> **DATA TO EXAMINE**
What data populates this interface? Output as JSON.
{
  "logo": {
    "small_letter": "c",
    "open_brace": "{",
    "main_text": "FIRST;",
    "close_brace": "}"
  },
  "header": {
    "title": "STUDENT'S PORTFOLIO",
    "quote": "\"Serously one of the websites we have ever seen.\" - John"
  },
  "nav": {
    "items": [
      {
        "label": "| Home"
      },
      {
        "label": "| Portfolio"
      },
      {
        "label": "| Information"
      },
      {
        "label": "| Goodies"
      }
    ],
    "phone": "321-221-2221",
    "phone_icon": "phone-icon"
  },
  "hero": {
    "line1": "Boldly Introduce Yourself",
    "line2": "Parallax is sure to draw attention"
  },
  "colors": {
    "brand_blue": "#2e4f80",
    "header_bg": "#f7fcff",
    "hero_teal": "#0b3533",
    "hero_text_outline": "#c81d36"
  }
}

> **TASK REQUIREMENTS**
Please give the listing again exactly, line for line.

> **SOLUTION TO THIS PROBLEM**
What data populates this interface? Output as JSON.
{
  "logo": {
    "small_letter": "c",
    "open_brace": "{",
    "main_text": "FIRST;",
    "close_brace": "}"
  },
  "header": {
    "title": "STUDENT'S PORTFOLIO",
    "quote": "\"Serously one of the websites we have ever seen.\" - John"
  },
  "nav": {
    "items": [
      {
        "label": "| Home"
      },
      {
        "label": "| Portfolio"
      },
      {
        "label": "| Information"
      },
      {
        "label": "| Goodies"
      }
    ],
    "phone": "321-221-2221",
    "phone_icon": "phone-icon"
  },
  "hero": {
    "line1": "Boldly Introduce Yourself",
    "line2": "Parallax is sure to draw attention"
  },
  "colors": {
    "brand_blue": "#2e4f80",
    "header_bg": "#f7fcff",
    "hero_teal": "#0b3533",
    "hero_text_outline": "#c81d36"
  }
}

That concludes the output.